By Mugambi Mutegi (email the author)
Posted Monday, January 31 2011 at 00:00
The World Bank’s private financing arm, IFC, has said it will double funding to agribusiness projects in Sub Saharan Africa to boost food security in the region.
The International Financial Corporation (IFC) director of global manufacturing, agribusiness and Services, Atul Mehta, said on Friday the organisation will increase its budget for agriculture to $250 million in the next two years from $100 million last year.
The funds will be used for new investments and advisory services to improve productivity.
Rising prices could sour taste of sweet potatoes
Mr Mehta said IFC will partner with governments, civil societies and the private sector to identify key subsectors within agriculture that have huge potential for development if appropriately funded.
“Deteriorating food security and fluctuating prices of basic goods have made agriculture a priority in African countries,” he said.
The agricultural sector accounts for a quarter of Kenya’s GDP, and any drop in productivity drags overall economic growth.
“Studies indicate there’s a need to double food production by 2015 to meet the demand of a growing population, this has focused attention on the urgency to produce more food efficiently,” said Aida der Hovannessian, the IFC Head of Agribusiness and Forestry for Africa.
Agribusiness has a broad impact on economic developmental and poverty reduction. Majority of African households’ livelihood is dependent on agriculture.
IFC’s new strategy will also focus improving access to markets for small scale farmers.
In the current financial year, IFC has budgeted $120 million financing to the Export Trading Group, which is one of Africa’s largest integrated supply chain operators.
The money is being used finance trade of agricultural commodities in several African countries, including Kenya.
The East Africa Coffee Initiative that covers Kenya, Ethiopia, Rwanda and Tanzania will benefit from the investment.

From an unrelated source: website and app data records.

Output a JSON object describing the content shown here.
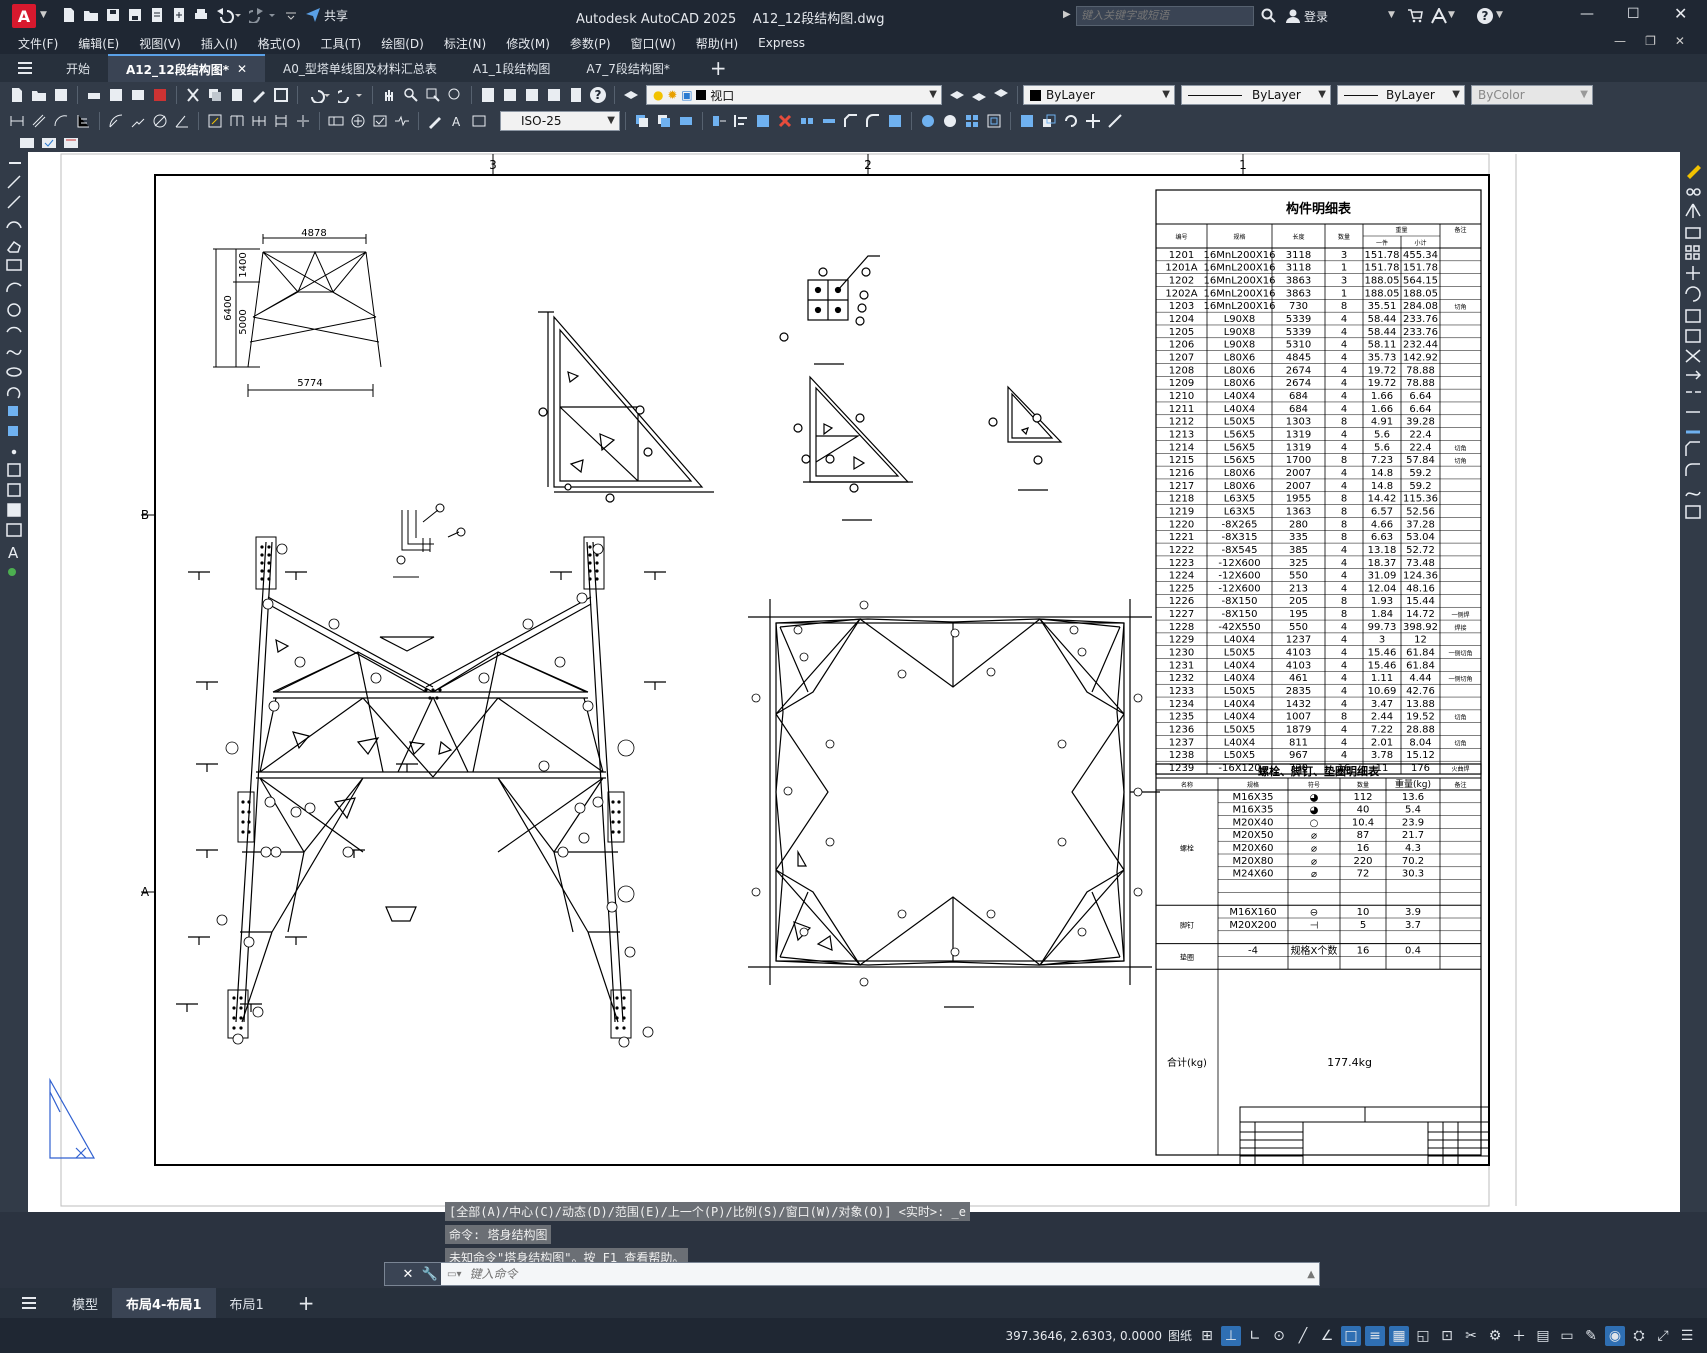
{
  "app": {
    "title": "Autodesk AutoCAD 2025",
    "filename": "A12_12段结构图.dwg",
    "share_label": "共享",
    "search_placeholder": "键入关键字或短语",
    "login_label": "登录",
    "logo_letter": "A",
    "accent": "#d7192e"
  },
  "menu": [
    "文件(F)",
    "编辑(E)",
    "视图(V)",
    "插入(I)",
    "格式(O)",
    "工具(T)",
    "绘图(D)",
    "标注(N)",
    "修改(M)",
    "参数(P)",
    "窗口(W)",
    "帮助(H)",
    "Express"
  ],
  "doc_tabs": [
    {
      "label": "开始",
      "active": false,
      "closable": false
    },
    {
      "label": "A12_12段结构图*",
      "active": true,
      "closable": true
    },
    {
      "label": "A0_型塔单线图及材料汇总表",
      "active": false,
      "closable": false
    },
    {
      "label": "A1_1段结构图",
      "active": false,
      "closable": false
    },
    {
      "label": "A7_7段结构图*",
      "active": false,
      "closable": false
    }
  ],
  "toolbar": {
    "layer_value": "视口",
    "color_value": "ByLayer",
    "linetype_value": "ByLayer",
    "lineweight_value": "ByLayer",
    "plotstyle_value": "ByColor",
    "dimstyle_value": "ISO-25"
  },
  "drawing": {
    "col_markers": [
      "3",
      "2",
      "1"
    ],
    "row_markers": [
      "B",
      "A"
    ],
    "dims": {
      "top_width": "4878",
      "bottom_width": "5774",
      "h1": "1400",
      "h2": "6400",
      "h3": "5000"
    },
    "parts_table": {
      "title": "构件明细表",
      "headers": [
        "编号",
        "规格",
        "长度",
        "数量",
        "重量",
        "备注"
      ],
      "weight_sub": [
        "一件",
        "小计"
      ],
      "rows": [
        [
          "1201",
          "16MnL200X16",
          "3118",
          "3",
          "151.78",
          "455.34",
          ""
        ],
        [
          "1201A",
          "16MnL200X16",
          "3118",
          "1",
          "151.78",
          "151.78",
          ""
        ],
        [
          "1202",
          "16MnL200X16",
          "3863",
          "3",
          "188.05",
          "564.15",
          ""
        ],
        [
          "1202A",
          "16MnL200X16",
          "3863",
          "1",
          "188.05",
          "188.05",
          ""
        ],
        [
          "1203",
          "16MnL200X16",
          "730",
          "8",
          "35.51",
          "284.08",
          "切角"
        ],
        [
          "1204",
          "L90X8",
          "5339",
          "4",
          "58.44",
          "233.76",
          ""
        ],
        [
          "1205",
          "L90X8",
          "5339",
          "4",
          "58.44",
          "233.76",
          ""
        ],
        [
          "1206",
          "L90X8",
          "5310",
          "4",
          "58.11",
          "232.44",
          ""
        ],
        [
          "1207",
          "L80X6",
          "4845",
          "4",
          "35.73",
          "142.92",
          ""
        ],
        [
          "1208",
          "L80X6",
          "2674",
          "4",
          "19.72",
          "78.88",
          ""
        ],
        [
          "1209",
          "L80X6",
          "2674",
          "4",
          "19.72",
          "78.88",
          ""
        ],
        [
          "1210",
          "L40X4",
          "684",
          "4",
          "1.66",
          "6.64",
          ""
        ],
        [
          "1211",
          "L40X4",
          "684",
          "4",
          "1.66",
          "6.64",
          ""
        ],
        [
          "1212",
          "L50X5",
          "1303",
          "8",
          "4.91",
          "39.28",
          ""
        ],
        [
          "1213",
          "L56X5",
          "1319",
          "4",
          "5.6",
          "22.4",
          ""
        ],
        [
          "1214",
          "L56X5",
          "1319",
          "4",
          "5.6",
          "22.4",
          "切角"
        ],
        [
          "1215",
          "L56X5",
          "1700",
          "8",
          "7.23",
          "57.84",
          "切角"
        ],
        [
          "1216",
          "L80X6",
          "2007",
          "4",
          "14.8",
          "59.2",
          ""
        ],
        [
          "1217",
          "L80X6",
          "2007",
          "4",
          "14.8",
          "59.2",
          ""
        ],
        [
          "1218",
          "L63X5",
          "1955",
          "8",
          "14.42",
          "115.36",
          ""
        ],
        [
          "1219",
          "L63X5",
          "1363",
          "8",
          "6.57",
          "52.56",
          ""
        ],
        [
          "1220",
          "-8X265",
          "280",
          "8",
          "4.66",
          "37.28",
          ""
        ],
        [
          "1221",
          "-8X315",
          "335",
          "8",
          "6.63",
          "53.04",
          ""
        ],
        [
          "1222",
          "-8X545",
          "385",
          "4",
          "13.18",
          "52.72",
          ""
        ],
        [
          "1223",
          "-12X600",
          "325",
          "4",
          "18.37",
          "73.48",
          ""
        ],
        [
          "1224",
          "-12X600",
          "550",
          "4",
          "31.09",
          "124.36",
          ""
        ],
        [
          "1225",
          "-12X600",
          "213",
          "4",
          "12.04",
          "48.16",
          ""
        ],
        [
          "1226",
          "-8X150",
          "205",
          "8",
          "1.93",
          "15.44",
          ""
        ],
        [
          "1227",
          "-8X150",
          "195",
          "8",
          "1.84",
          "14.72",
          "一侧焊"
        ],
        [
          "1228",
          "-42X550",
          "550",
          "4",
          "99.73",
          "398.92",
          "焊接"
        ],
        [
          "1229",
          "L40X4",
          "1237",
          "4",
          "3",
          "12",
          ""
        ],
        [
          "1230",
          "L50X5",
          "4103",
          "4",
          "15.46",
          "61.84",
          "一侧切角"
        ],
        [
          "1231",
          "L40X4",
          "4103",
          "4",
          "15.46",
          "61.84",
          ""
        ],
        [
          "1232",
          "L40X4",
          "461",
          "4",
          "1.11",
          "4.44",
          "一侧切角"
        ],
        [
          "1233",
          "L50X5",
          "2835",
          "4",
          "10.69",
          "42.76",
          ""
        ],
        [
          "1234",
          "L40X4",
          "1432",
          "4",
          "3.47",
          "13.88",
          ""
        ],
        [
          "1235",
          "L40X4",
          "1007",
          "8",
          "2.44",
          "19.52",
          "切角"
        ],
        [
          "1236",
          "L50X5",
          "1879",
          "4",
          "7.22",
          "28.88",
          ""
        ],
        [
          "1237",
          "L40X4",
          "811",
          "4",
          "2.01",
          "8.04",
          "切角"
        ],
        [
          "1238",
          "L50X5",
          "967",
          "4",
          "3.78",
          "15.12",
          ""
        ],
        [
          "1239",
          "-16X120",
          "730",
          "16",
          "11",
          "176",
          "火曲焊"
        ]
      ]
    },
    "bolt_table": {
      "title": "螺栓、脚钉、垫圈明细表",
      "headers": [
        "名称",
        "规格",
        "符号",
        "数量",
        "重量(kg)",
        "备注"
      ],
      "groups": [
        {
          "name": "螺栓",
          "rows": [
            [
              "M16X35",
              "◕",
              "112",
              "13.6"
            ],
            [
              "M16X35",
              "◕",
              "40",
              "5.4"
            ],
            [
              "M20X40",
              "○",
              "10.4",
              "23.9"
            ],
            [
              "M20X50",
              "⌀",
              "87",
              "21.7"
            ],
            [
              "M20X60",
              "⌀",
              "16",
              "4.3"
            ],
            [
              "M20X80",
              "⌀",
              "220",
              "70.2"
            ],
            [
              "M24X60",
              "⌀",
              "72",
              "30.3"
            ]
          ]
        },
        {
          "name": "脚钉",
          "rows": [
            [
              "M16X160",
              "⊖",
              "10",
              "3.9"
            ],
            [
              "M20X200",
              "⊣",
              "5",
              "3.7"
            ]
          ]
        },
        {
          "name": "垫圈",
          "rows": [
            [
              "-4",
              "规格X个数",
              "16",
              "0.4"
            ]
          ]
        }
      ],
      "total_label": "合计(kg)",
      "total_value": "177.4kg"
    }
  },
  "command": {
    "history": [
      "[全部(A)/中心(C)/动态(D)/范围(E)/上一个(P)/比例(S)/窗口(W)/对象(O)] <实时>: _e",
      "命令: 塔身结构图",
      "未知命令\"塔身结构图\"。按 F1 查看帮助。"
    ],
    "placeholder": "键入命令"
  },
  "layout_tabs": [
    {
      "label": "模型",
      "active": false
    },
    {
      "label": "布局4-布局1",
      "active": true
    },
    {
      "label": "布局1",
      "active": false
    }
  ],
  "status": {
    "coords": "397.3646, 2.6303, 0.0000",
    "space": "图纸"
  }
}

The coffee programme helps cooperatives improve the quality and yield of their coffee through improved practices as well as advancing credit to farmers.